Still, they remain close to Sam's military friends, and find that a comfort. "The recruiters who worked with Sam have been coming by the house, and we have a real good relationship," he says. "The military in general and the Army in particular have done everything they possibly can to make us comfortable, to make us feel a part of their family, and to try to take some of the burden off of us."
What advice would he give others whose children may want to enter military service? "I would just say the obligation on the parents' part is to make sure the child or young adult knows the risks and consequences involved, and knows as much about what war brings as they can. It's the responsibility of the parent to make sure they make an informed decision, but ultimately the choice has to be theirs."
On the question of gender and military service, he still believes, as his daughter did, that "they should all be put to the same test, and if they can cut it, there is absolutely no reason in the world that they shouldn't serve."
And he adds, "Thank God that we have the number of young people we do who are willing to fight for their country."
But there is another kind of equality here, too, Sam Huff's father acknowledges: "If your child dies in a war in a foreign land, male or female, it's going to hurt just the same."
Memorial Day traces its roots to the years after the Civil War, though there are competing claims over its origins.
Waterloo, N.Y., received the official nod, in 1966, as the "birthplace" of Memorial Day. There, a ceremony on May 5, 1866, honored local veterans who had fought in the Civil War.
Two years later, a Union veterans' association established Decoration Day as a time to decorate soldiers' graves with flowers. May 30, when most of the country was in bloom, was the chosen date.

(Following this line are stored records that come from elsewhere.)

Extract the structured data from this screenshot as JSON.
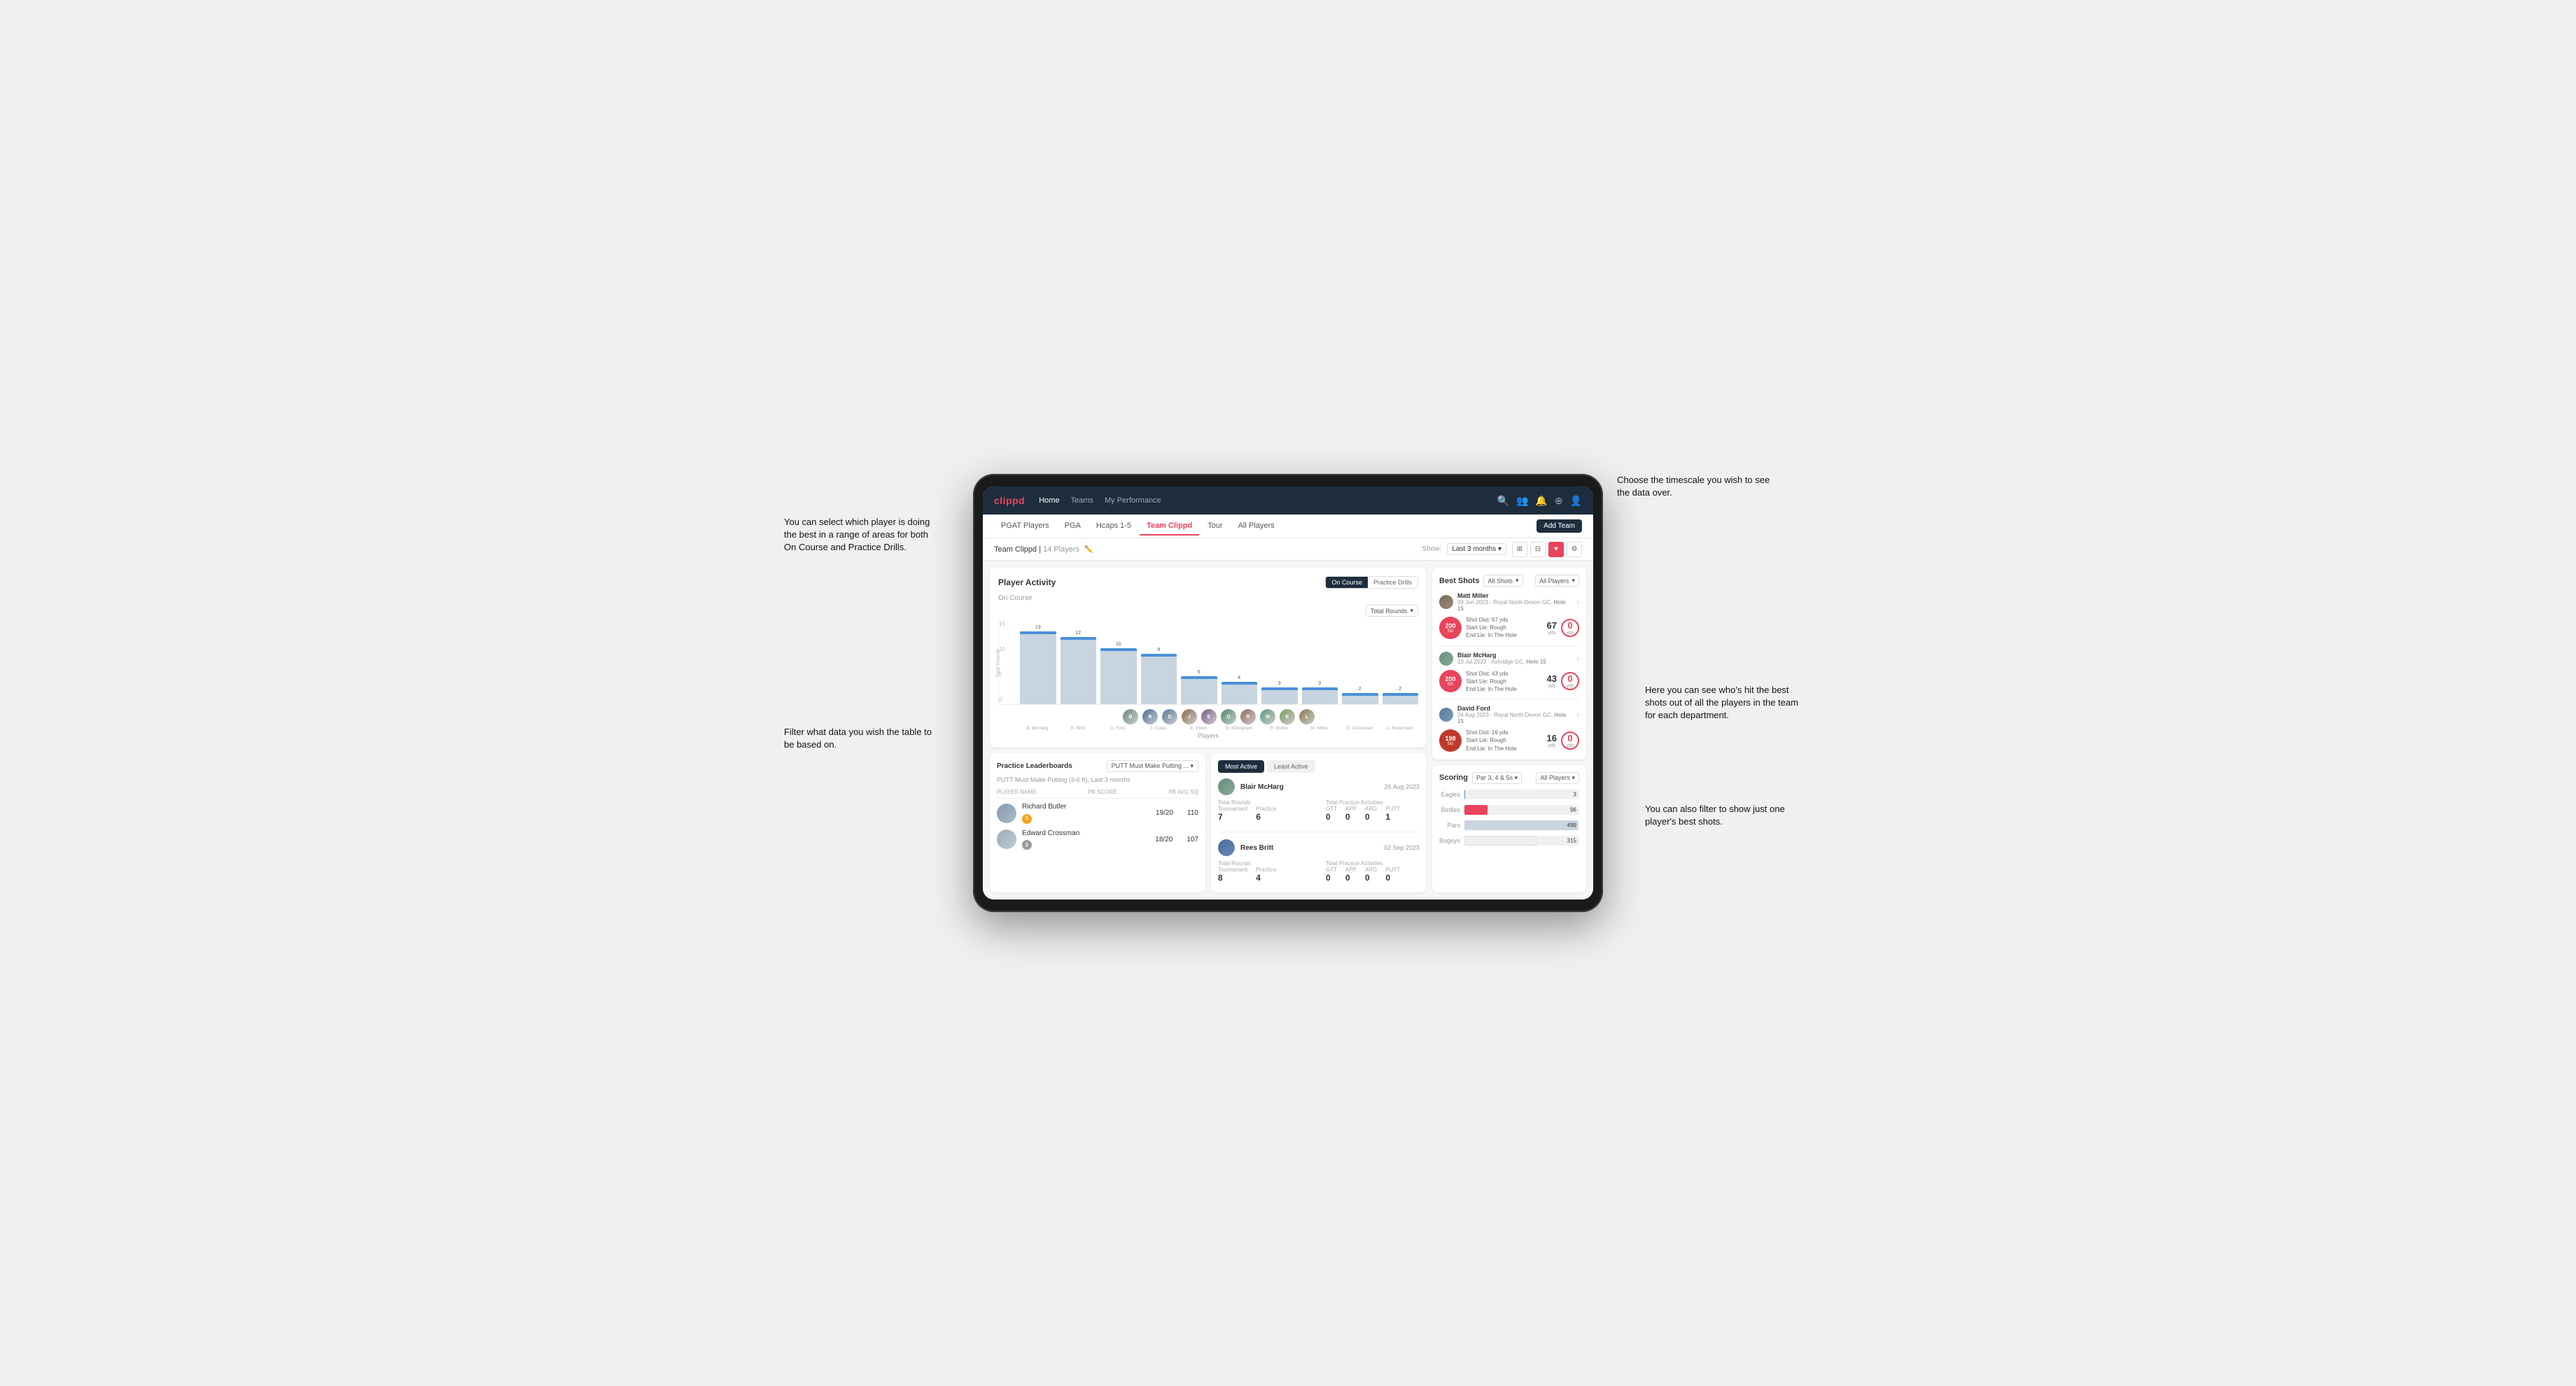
{
  "annotations": {
    "top_right": "Choose the timescale you\nwish to see the data over.",
    "top_left": "You can select which player is\ndoing the best in a range of\nareas for both On Course and\nPractice Drills.",
    "mid_left": "Filter what data you wish the\ntable to be based on.",
    "bottom_right1": "Here you can see who's hit\nthe best shots out of all the\nplayers in the team for\neach department.",
    "bottom_right2": "You can also filter to show\njust one player's best shots."
  },
  "nav": {
    "logo": "clippd",
    "links": [
      "Home",
      "Teams",
      "My Performance"
    ],
    "icons": [
      "search",
      "people",
      "bell",
      "add-circle",
      "profile"
    ]
  },
  "sub_tabs": {
    "tabs": [
      "PGAT Players",
      "PGA",
      "Hcaps 1-5",
      "Team Clippd",
      "Tour",
      "All Players"
    ],
    "active": "Team Clippd",
    "add_button": "Add Team"
  },
  "team_header": {
    "name": "Team Clippd",
    "member_count": "14 Players",
    "show_label": "Show:",
    "timescale": "Last 3 months",
    "view_options": [
      "grid-list",
      "grid",
      "heart",
      "settings"
    ]
  },
  "player_activity": {
    "title": "Player Activity",
    "toggles": [
      "On Course",
      "Practice Drills"
    ],
    "active_toggle": "On Course",
    "section_label": "On Course",
    "chart_dropdown": "Total Rounds",
    "y_axis_label": "Total Rounds",
    "y_axis_values": [
      "15",
      "10",
      "5",
      "0"
    ],
    "x_axis_title": "Players",
    "bars": [
      {
        "player": "B. McHarg",
        "value": 13,
        "color": "#c8d4e0",
        "initials": "BM"
      },
      {
        "player": "R. Britt",
        "value": 12,
        "color": "#c8d4e0",
        "initials": "RB"
      },
      {
        "player": "D. Ford",
        "value": 10,
        "color": "#c8d4e0",
        "initials": "DF"
      },
      {
        "player": "J. Coles",
        "value": 9,
        "color": "#c8d4e0",
        "initials": "JC"
      },
      {
        "player": "E. Ebert",
        "value": 5,
        "color": "#c8d4e0",
        "initials": "EE"
      },
      {
        "player": "O. Billingham",
        "value": 4,
        "color": "#c8d4e0",
        "initials": "OB"
      },
      {
        "player": "R. Butler",
        "value": 3,
        "color": "#c8d4e0",
        "initials": "RB2"
      },
      {
        "player": "M. Miller",
        "value": 3,
        "color": "#c8d4e0",
        "initials": "MM"
      },
      {
        "player": "E. Crossman",
        "value": 2,
        "color": "#c8d4e0",
        "initials": "EC"
      },
      {
        "player": "L. Robertson",
        "value": 2,
        "color": "#c8d4e0",
        "initials": "LR"
      }
    ]
  },
  "practice_leaderboards": {
    "title": "Practice Leaderboards",
    "dropdown": "PUTT Must Make Putting ...",
    "subtitle": "PUTT Must Make Putting (3-6 ft), Last 3 months",
    "col_headers": [
      "PLAYER NAME",
      "PB SCORE",
      "PB AVG SQ"
    ],
    "players": [
      {
        "name": "Richard Butler",
        "badge": "1",
        "badge_type": "gold",
        "pb_score": "19/20",
        "pb_avg": "110"
      },
      {
        "name": "Edward Crossman",
        "badge": "2",
        "badge_type": "silver",
        "pb_score": "18/20",
        "pb_avg": "107"
      }
    ]
  },
  "most_active": {
    "tabs": [
      "Most Active",
      "Least Active"
    ],
    "active_tab": "Most Active",
    "players": [
      {
        "name": "Blair McHarg",
        "date": "26 Aug 2023",
        "total_rounds_label": "Total Rounds",
        "tournament": 7,
        "practice": 6,
        "total_practice_label": "Total Practice Activities",
        "gtt": 0,
        "app": 0,
        "arg": 0,
        "putt": 1
      },
      {
        "name": "Rees Britt",
        "date": "02 Sep 2023",
        "total_rounds_label": "Total Rounds",
        "tournament": 8,
        "practice": 4,
        "total_practice_label": "Total Practice Activities",
        "gtt": 0,
        "app": 0,
        "arg": 0,
        "putt": 0
      }
    ]
  },
  "best_shots": {
    "title": "Best Shots",
    "filter": "All Shots",
    "all_players": "All Players",
    "players": [
      {
        "name": "Matt Miller",
        "date": "09 Jun 2023",
        "course": "Royal North Devon GC",
        "hole": "Hole 15",
        "badge_val": "200",
        "badge_sub": "SG",
        "shot_dist": "Shot Dist: 67 yds",
        "start_lie": "Start Lie: Rough",
        "end_lie": "End Lie: In The Hole",
        "metric1_val": "67",
        "metric1_unit": "yds",
        "metric2_val": "0",
        "metric2_unit": "yds"
      },
      {
        "name": "Blair McHarg",
        "date": "23 Jul 2023",
        "course": "Ashridge GC",
        "hole": "Hole 15",
        "badge_val": "200",
        "badge_sub": "SG",
        "shot_dist": "Shot Dist: 43 yds",
        "start_lie": "Start Lie: Rough",
        "end_lie": "End Lie: In The Hole",
        "metric1_val": "43",
        "metric1_unit": "yds",
        "metric2_val": "0",
        "metric2_unit": "yds"
      },
      {
        "name": "David Ford",
        "date": "24 Aug 2023",
        "course": "Royal North Devon GC",
        "hole": "Hole 15",
        "badge_val": "198",
        "badge_sub": "SG",
        "shot_dist": "Shot Dist: 16 yds",
        "start_lie": "Start Lie: Rough",
        "end_lie": "End Lie: In The Hole",
        "metric1_val": "16",
        "metric1_unit": "yds",
        "metric2_val": "0",
        "metric2_unit": "yds"
      }
    ]
  },
  "scoring": {
    "title": "Scoring",
    "filter": "Par 3, 4 & 5s",
    "all_players": "All Players",
    "categories": [
      {
        "label": "Eagles",
        "value": 3,
        "max": 500,
        "color": "#4a90d9"
      },
      {
        "label": "Birdies",
        "value": 96,
        "max": 500,
        "color": "#e8445a"
      },
      {
        "label": "Pars",
        "value": 499,
        "max": 500,
        "color": "#c8d4e0"
      },
      {
        "label": "Bogeys",
        "value": 315,
        "max": 500,
        "color": "#f5a623"
      }
    ]
  }
}
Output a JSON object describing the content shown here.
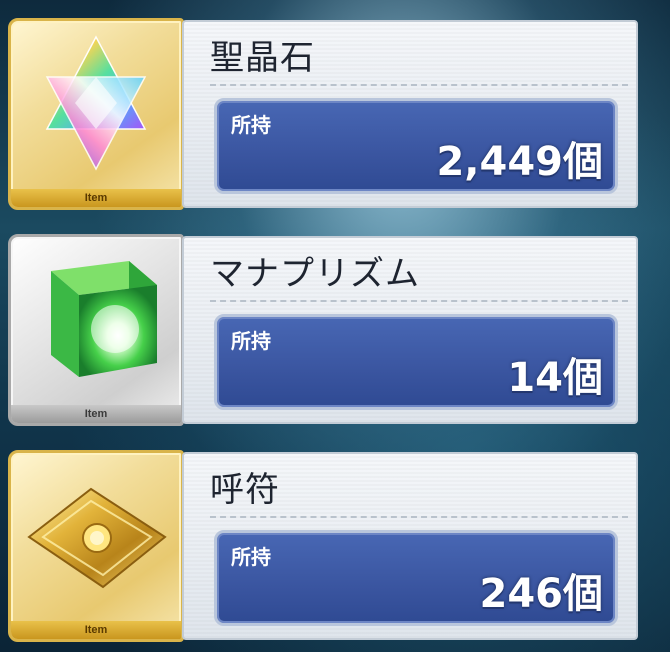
{
  "items": [
    {
      "name": "聖晶石",
      "owned_label": "所持",
      "count": "2,449個",
      "tag": "Item",
      "icon": "saint-quartz-star-icon"
    },
    {
      "name": "マナプリズム",
      "owned_label": "所持",
      "count": "14個",
      "tag": "Item",
      "icon": "mana-prism-cube-icon"
    },
    {
      "name": "呼符",
      "owned_label": "所持",
      "count": "246個",
      "tag": "Item",
      "icon": "summon-ticket-icon"
    }
  ]
}
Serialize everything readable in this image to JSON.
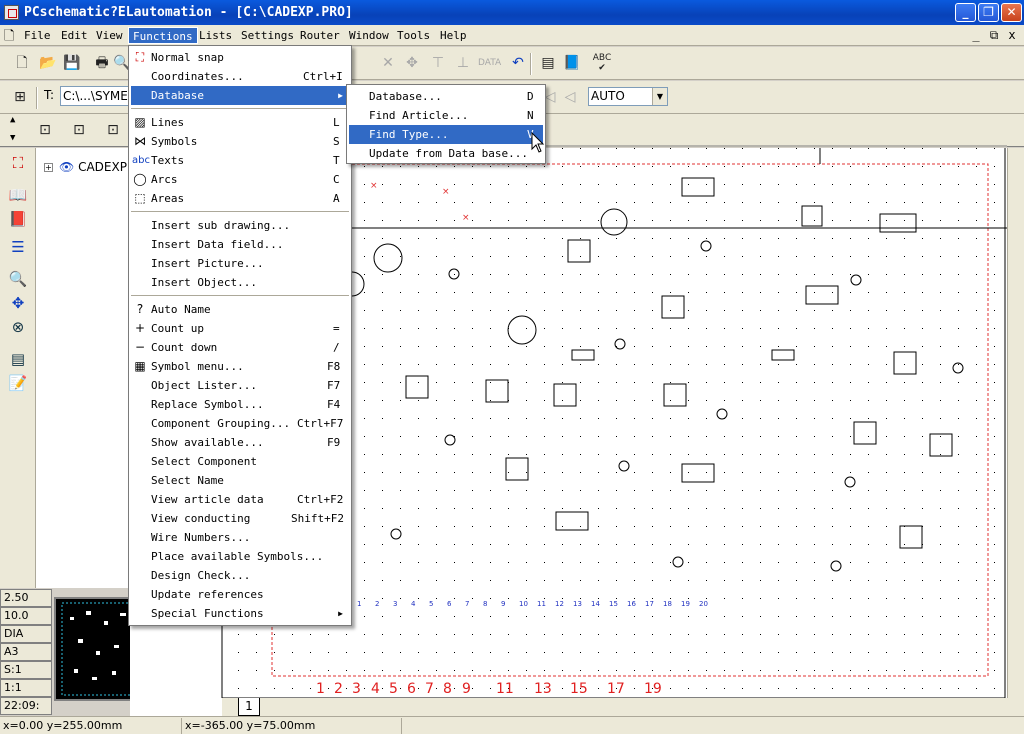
{
  "window": {
    "title": "PCschematic?ELautomation - [C:\\CADEXP.PRO]",
    "controls": [
      "minimize",
      "restore",
      "close"
    ]
  },
  "menubar": {
    "items": [
      "File",
      "Edit",
      "View",
      "Functions",
      "Lists",
      "Settings",
      "Router",
      "Window",
      "Tools",
      "Help"
    ],
    "active": "Functions",
    "mdi_controls": [
      "_",
      "⧉",
      "x"
    ]
  },
  "toolbar2": {
    "t_label": "T:",
    "t_value": "C:\\...\\SYME",
    "combo_value": "AUTO"
  },
  "tree": {
    "node": "CADEXP"
  },
  "left_status": [
    "2.50",
    "10.0",
    "DIA",
    "A3",
    "S:1",
    "1:1",
    "22:09:"
  ],
  "statusbar": {
    "pos1": "x=0.00 y=255.00mm",
    "pos2": "x=-365.00 y=75.00mm"
  },
  "canvas": {
    "page_tab": "1",
    "column_numbers": [
      "1",
      "2",
      "3",
      "4",
      "5",
      "6",
      "7",
      "8",
      "9",
      "11",
      "13",
      "15",
      "17",
      "19"
    ],
    "small_numbers": [
      "1",
      "2",
      "3",
      "4",
      "5",
      "6",
      "7",
      "8",
      "9",
      "10",
      "11",
      "12",
      "13",
      "14",
      "15",
      "16",
      "17",
      "18",
      "19",
      "20"
    ]
  },
  "functions_menu": {
    "items": [
      {
        "label": "Normal snap",
        "shortcut": "",
        "icon": "grid-snap-icon"
      },
      {
        "label": "Coordinates...",
        "shortcut": "Ctrl+I"
      },
      {
        "label": "Database",
        "shortcut": "",
        "submenu": true,
        "highlight": true
      },
      {
        "sep": true
      },
      {
        "label": "Lines",
        "shortcut": "L",
        "icon": "lines-icon"
      },
      {
        "label": "Symbols",
        "shortcut": "S",
        "icon": "symbols-icon"
      },
      {
        "label": "Texts",
        "shortcut": "T",
        "icon": "texts-icon"
      },
      {
        "label": "Arcs",
        "shortcut": "C",
        "icon": "arcs-icon"
      },
      {
        "label": "Areas",
        "shortcut": "A",
        "icon": "areas-icon"
      },
      {
        "sep": true
      },
      {
        "label": "Insert sub drawing...",
        "shortcut": ""
      },
      {
        "label": "Insert Data field...",
        "shortcut": ""
      },
      {
        "label": "Insert Picture...",
        "shortcut": ""
      },
      {
        "label": "Insert Object...",
        "shortcut": ""
      },
      {
        "sep": true
      },
      {
        "label": "Auto Name",
        "shortcut": "",
        "icon": "auto-name-icon"
      },
      {
        "label": "Count up",
        "shortcut": "=",
        "icon": "plus-icon"
      },
      {
        "label": "Count down",
        "shortcut": "/",
        "icon": "minus-icon"
      },
      {
        "label": "Symbol menu...",
        "shortcut": "F8",
        "icon": "symbol-menu-icon"
      },
      {
        "label": "Object Lister...",
        "shortcut": "F7"
      },
      {
        "label": "Replace Symbol...",
        "shortcut": "F4"
      },
      {
        "label": "Component Grouping...",
        "shortcut": "Ctrl+F7"
      },
      {
        "label": "Show available...",
        "shortcut": "F9"
      },
      {
        "label": "Select Component",
        "shortcut": ""
      },
      {
        "label": "Select Name",
        "shortcut": ""
      },
      {
        "label": "View article data",
        "shortcut": "Ctrl+F2"
      },
      {
        "label": "View conducting",
        "shortcut": "Shift+F2"
      },
      {
        "label": "Wire Numbers...",
        "shortcut": ""
      },
      {
        "label": "Place available Symbols...",
        "shortcut": ""
      },
      {
        "label": "Design Check...",
        "shortcut": ""
      },
      {
        "label": "Update references",
        "shortcut": ""
      },
      {
        "label": "Special Functions",
        "shortcut": "",
        "submenu": true
      }
    ]
  },
  "database_submenu": {
    "items": [
      {
        "label": "Database...",
        "shortcut": "D"
      },
      {
        "label": "Find Article...",
        "shortcut": "N"
      },
      {
        "label": "Find Type...",
        "shortcut": "V",
        "highlight": true
      },
      {
        "label": "Update from Data base...",
        "shortcut": ""
      }
    ]
  },
  "colors": {
    "title_blue": "#0842b8",
    "menu_highlight": "#316ac5",
    "border_red": "#e03030",
    "column_red": "#e02020",
    "number_blue": "#2030c0"
  }
}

The first observance was at Arlington National Cemetery, where small US flags were placed on each grave.
After World War I, the observance was expanded to honor fallen veterans of all wars.
In 1950, Congress asked the president to issue a proclamation calling on the American people to observe each Memorial Day as a day of prayer for permanent peace, and designating a period that day when they might unite in prayer.
Memorial Day became a national holiday in 1971.
This year, President Bush declared May 30 as a day of prayer for permanent peace and the hour of 11 a.m. as a time to unite in prayer.
Sources: Websites of US Department of Veterans Affairs, the White House, and the White House Commission on Remembrance.